We are doing our best to do just that.
The digital world is not the natural world, not even close. An economy based on extraction and manufactured desires depends on children becoming disconnected from what we are, mammals dependent on the natural cycles of the physical world.
If you hope to teach a child anything at all about time, about months, about seasons, about years, she needs to spend her young days under the sun and the moon, not on an iPad playing with a simulator.
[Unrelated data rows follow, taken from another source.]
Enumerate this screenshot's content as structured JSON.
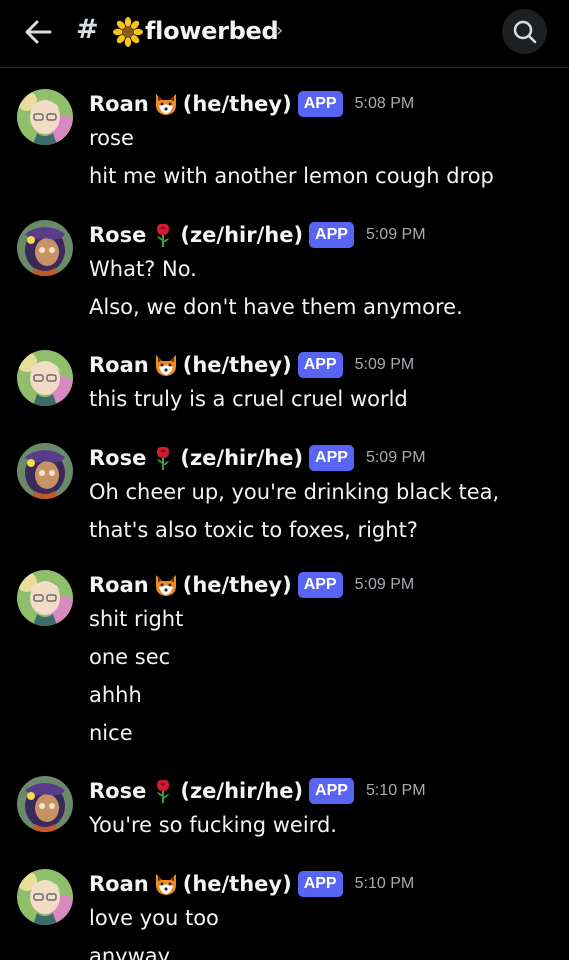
{
  "header": {
    "hash_symbol": "#",
    "channel_name": "flowerbed",
    "channel_icon": "sunflower-icon",
    "chevron": "›"
  },
  "colors": {
    "background": "#000000",
    "app_badge": "#5865f2",
    "timestamp": "#a7abb1",
    "text": "#f2f3f5"
  },
  "messages": [
    {
      "author": "Roan",
      "emoji": "fox-icon",
      "pronouns": "(he/they)",
      "badge": "APP",
      "time": "5:08 PM",
      "lines": [
        "rose",
        "hit me with another lemon cough drop"
      ]
    },
    {
      "author": "Rose",
      "emoji": "rose-icon",
      "pronouns": "(ze/hir/he)",
      "badge": "APP",
      "time": "5:09 PM",
      "lines": [
        "What? No.",
        "Also, we don't have them anymore."
      ]
    },
    {
      "author": "Roan",
      "emoji": "fox-icon",
      "pronouns": "(he/they)",
      "badge": "APP",
      "time": "5:09 PM",
      "lines": [
        "this truly is a cruel cruel world"
      ]
    },
    {
      "author": "Rose",
      "emoji": "rose-icon",
      "pronouns": "(ze/hir/he)",
      "badge": "APP",
      "time": "5:09 PM",
      "lines": [
        "Oh cheer up, you're drinking black tea,",
        "that's also toxic to foxes, right?"
      ]
    },
    {
      "author": "Roan",
      "emoji": "fox-icon",
      "pronouns": "(he/they)",
      "badge": "APP",
      "time": "5:09 PM",
      "lines": [
        "shit right",
        "one sec",
        "ahhh",
        "nice"
      ]
    },
    {
      "author": "Rose",
      "emoji": "rose-icon",
      "pronouns": "(ze/hir/he)",
      "badge": "APP",
      "time": "5:10 PM",
      "lines": [
        "You're so fucking weird."
      ]
    },
    {
      "author": "Roan",
      "emoji": "fox-icon",
      "pronouns": "(he/they)",
      "badge": "APP",
      "time": "5:10 PM",
      "lines": [
        "love you too",
        "anyway"
      ]
    }
  ]
}
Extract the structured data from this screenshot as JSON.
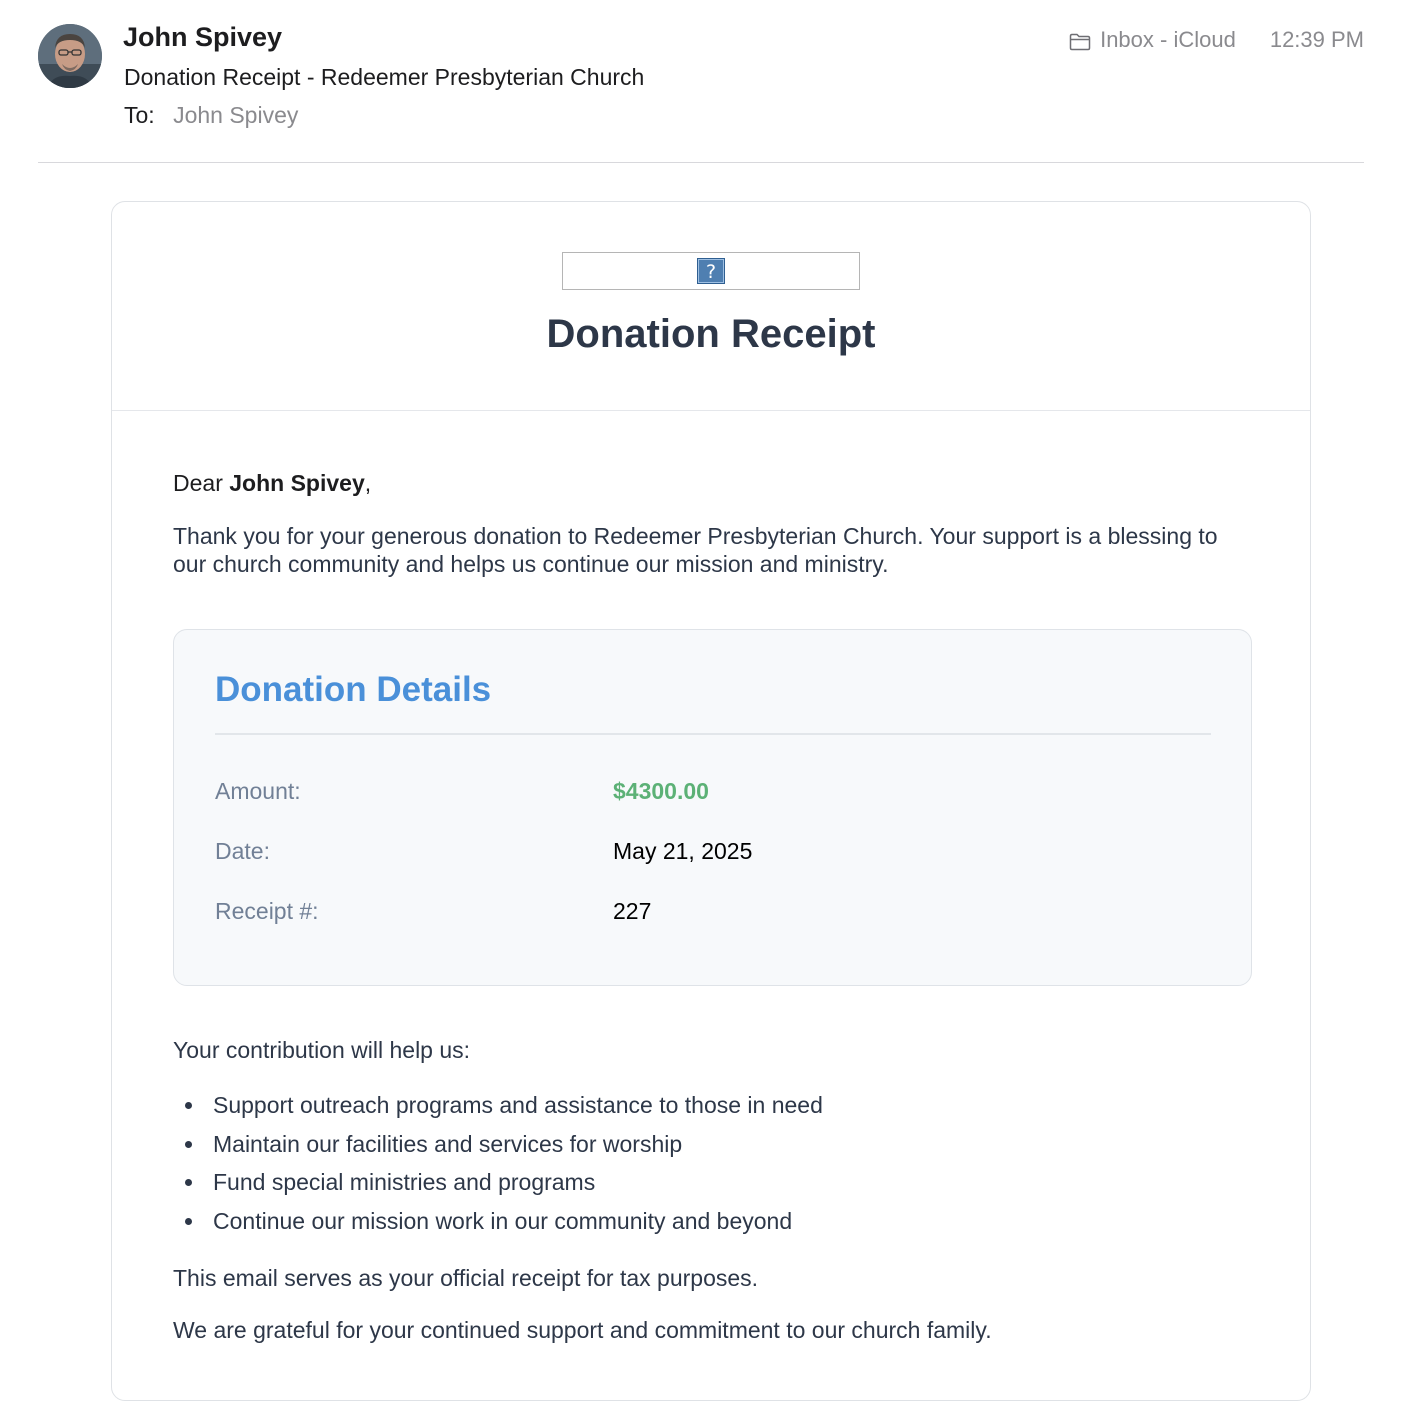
{
  "message": {
    "sender_name": "John Spivey",
    "subject": "Donation Receipt - Redeemer Presbyterian Church",
    "to_label": "To:",
    "to_value": "John Spivey",
    "mailbox": "Inbox - iCloud",
    "time": "12:39 PM"
  },
  "icons": {
    "avatar": "avatar",
    "folder": "folder-icon",
    "broken_image": "broken-image-icon"
  },
  "receipt": {
    "broken_image_glyph": "?",
    "title": "Donation Receipt",
    "greeting_prefix": "Dear ",
    "greeting_name": "John Spivey",
    "greeting_suffix": ",",
    "intro": "Thank you for your generous donation to Redeemer Presbyterian Church. Your support is a blessing to our church community and helps us continue our mission and ministry.",
    "details": {
      "title": "Donation Details",
      "rows": [
        {
          "label": "Amount:",
          "value": "$4300.00"
        },
        {
          "label": "Date:",
          "value": "May 21, 2025"
        },
        {
          "label": "Receipt #:",
          "value": "227"
        }
      ]
    },
    "help_intro": "Your contribution will help us:",
    "help_items": [
      "Support outreach programs and assistance to those in need",
      "Maintain our facilities and services for worship",
      "Fund special ministries and programs",
      "Continue our mission work in our community and beyond"
    ],
    "tax_note": "This email serves as your official receipt for tax purposes.",
    "closing": "We are grateful for your continued support and commitment to our church family."
  },
  "colors": {
    "title": "#2d3748",
    "details_title": "#4a90d9",
    "amount": "#5cb176",
    "label": "#718096",
    "meta_gray": "#8a8a8e"
  }
}
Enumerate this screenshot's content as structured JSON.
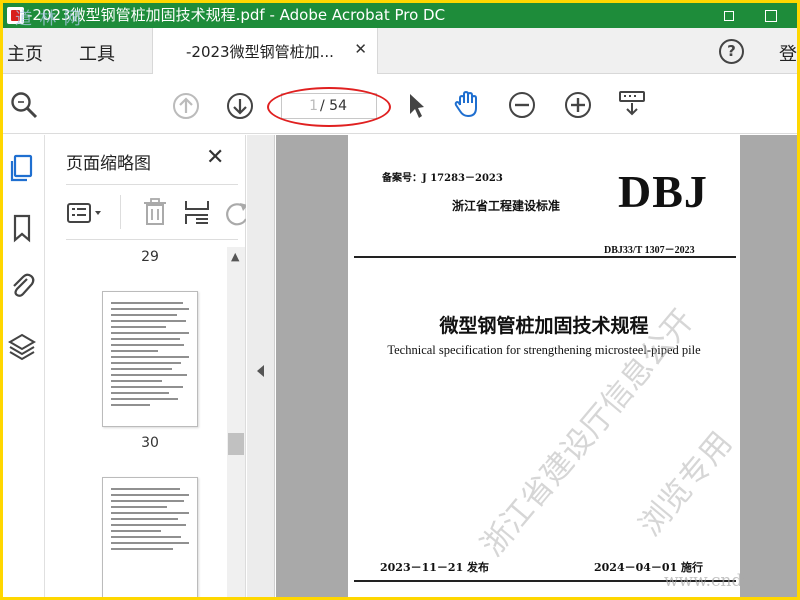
{
  "window": {
    "title": "-2023微型钢管桩加固技术规程.pdf - Adobe Acrobat Pro DC",
    "watermark_logo": "道 林 网",
    "accent": "#1e8c3a",
    "frame_color": "#ffd700"
  },
  "tabbar": {
    "home_label": "主页",
    "tools_label": "工具",
    "doc_tab_label": "-2023微型钢管桩加...",
    "close_icon": "close-icon",
    "help_label": "?",
    "signin_label": "登"
  },
  "toolbar": {
    "page_current": "1",
    "page_total": "/ 54",
    "icons": [
      "magnifier-icon",
      "page-up-icon",
      "page-down-icon",
      "select-arrow-icon",
      "hand-tool-icon",
      "zoom-out-icon",
      "zoom-in-icon",
      "fit-page-icon"
    ],
    "highlight_color": "#e02020"
  },
  "left_rail": {
    "icons": [
      "page-thumbnails-icon",
      "bookmark-icon",
      "attachment-icon",
      "layers-icon"
    ]
  },
  "thumb_panel": {
    "title": "页面缩略图",
    "close_glyph": "✕",
    "tool_icons": [
      "thumbnail-options-icon",
      "delete-page-icon",
      "insert-page-icon",
      "rotate-icon"
    ],
    "pages": [
      {
        "number": "29"
      },
      {
        "number": "30"
      }
    ]
  },
  "document": {
    "record_number": "备案号：J 17283－2023",
    "standard_label": "浙江省工程建设标准",
    "logo_text": "DBJ",
    "standard_number": "DBJ33/T 1307－2023",
    "title_cn": "微型钢管桩加固技术规程",
    "title_en": "Technical specification for strengthening microsteel-piped pile",
    "publish_date": "2023－11－21 发布",
    "effective_date": "2024－04－01 施行",
    "watermark_1": "浙江省建设厅信息公开",
    "watermark_2": "浏览专用",
    "watermark_site": "www.cnda"
  }
}
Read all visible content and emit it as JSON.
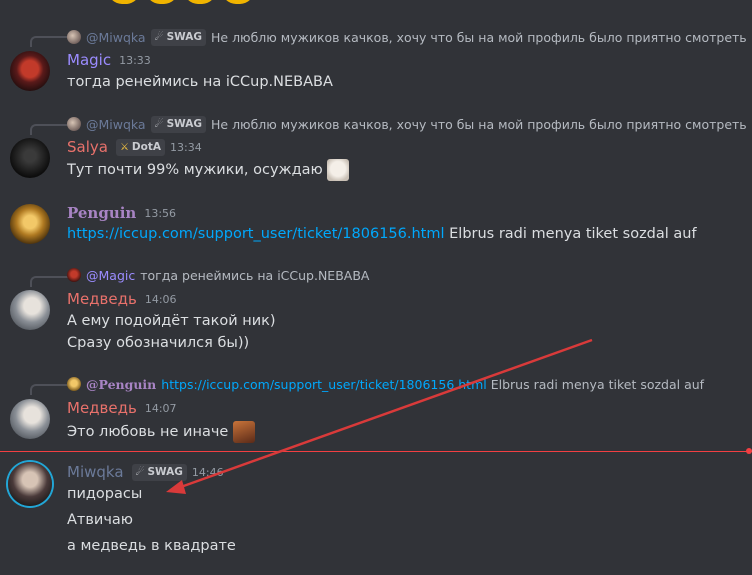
{
  "messages": [
    {
      "reply": {
        "author": "@Miwqka",
        "tag": "SWAG",
        "text": "Не люблю мужиков качков, хочу что бы на мой профиль было приятно смотреть"
      },
      "author": "Magic",
      "author_color": "#9b8cff",
      "time": "13:33",
      "lines": [
        "тогда ренеймись на iCCup.NEBABA"
      ]
    },
    {
      "reply": {
        "author": "@Miwqka",
        "tag": "SWAG",
        "text": "Не люблю мужиков качков, хочу что бы на мой профиль было приятно смотреть"
      },
      "author": "Salya",
      "author_color": "#e8716b",
      "tag": "DotA",
      "time": "13:34",
      "lines": [
        "Тут почти 99% мужики, осуждаю"
      ]
    },
    {
      "author": "Penguin",
      "author_color": "#a884c4",
      "time": "13:56",
      "link": "https://iccup.com/support_user/ticket/1806156.html",
      "lines": [
        "Elbrus radi menya tiket sozdal auf"
      ]
    },
    {
      "reply": {
        "author": "@Magic",
        "text": "тогда ренеймись на iCCup.NEBABA"
      },
      "author": "Медведь",
      "author_color": "#e8716b",
      "time": "14:06",
      "lines": [
        "А ему подойдёт такой ник)",
        "Сразу обозначился бы))"
      ]
    },
    {
      "reply": {
        "author": "@Penguin",
        "link": "https://iccup.com/support_user/ticket/1806156.html",
        "text": "Elbrus radi menya tiket sozdal auf"
      },
      "author": "Медведь",
      "author_color": "#e8716b",
      "time": "14:07",
      "lines": [
        "Это любовь не иначе"
      ]
    },
    {
      "author": "Miwqka",
      "author_color": "#6b7a99",
      "tag": "SWAG",
      "time": "14:46",
      "lines": [
        "пидорасы",
        "Атвичаю",
        "а медведь в квадрате"
      ]
    }
  ],
  "colors": {
    "background": "#313338",
    "link": "#00a8fc",
    "new_divider": "#f23f42",
    "arrow": "#d93a3a"
  }
}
In 1978, Jerry Mander, an advertising executive with a background in economics, wrote Four Arguments For The Elimination of Television. While some of it is dated, Mander's extensive second argument, "the colonization of experience", extends to much of what we do with children today, both in and out of the classroom. He shows how this colonization supports our extractive economy, and the costs it entails on our sense of well-being.
"We have been removed from the environment within which we evolved and with which we are uniquely designed to interact. Now we interact and coevolve with only the grosser, more monolithic, human-made commercial forms which remain available within our new laboratory-space station. Because we live inside the new environment, we are not aware that any tradeoff has been made."
|Fisher-Price Apptivity Seat, photo via Amazon.com|
It is very difficult, maybe impossible, to love science, to be truly curious about the world, if you spend most of your awake hours in front of screens. (I am not talking about the Aspergerish behavior of some children who cling to science "facts" like security blankets, garnering adult praise for their trouble.)
It is also very difficult to teach children science if they spend their first decade of schooling in a system geared to game "standardized" tests they face every spring. Every time a district pares down recess, or fine arts, or physical education, or music, or school trips to a local natural landmark, a child's chances of grasping the natural world diminishes.
|The eye of a horseshoe crab, from inside the shell.|
I'm taking my kids to Sandy Hook in a few weeks to watch horseshoe crabs mate--one of their assignments will be to watch the tide rise. Despite living within 50 miles of the Atlantic, more than a handful of my students have never seen the ocean.
But all of them can dash off a five paragraph essay on nothing.
How can you even pretend to know the ocean if you have never stood at its edge?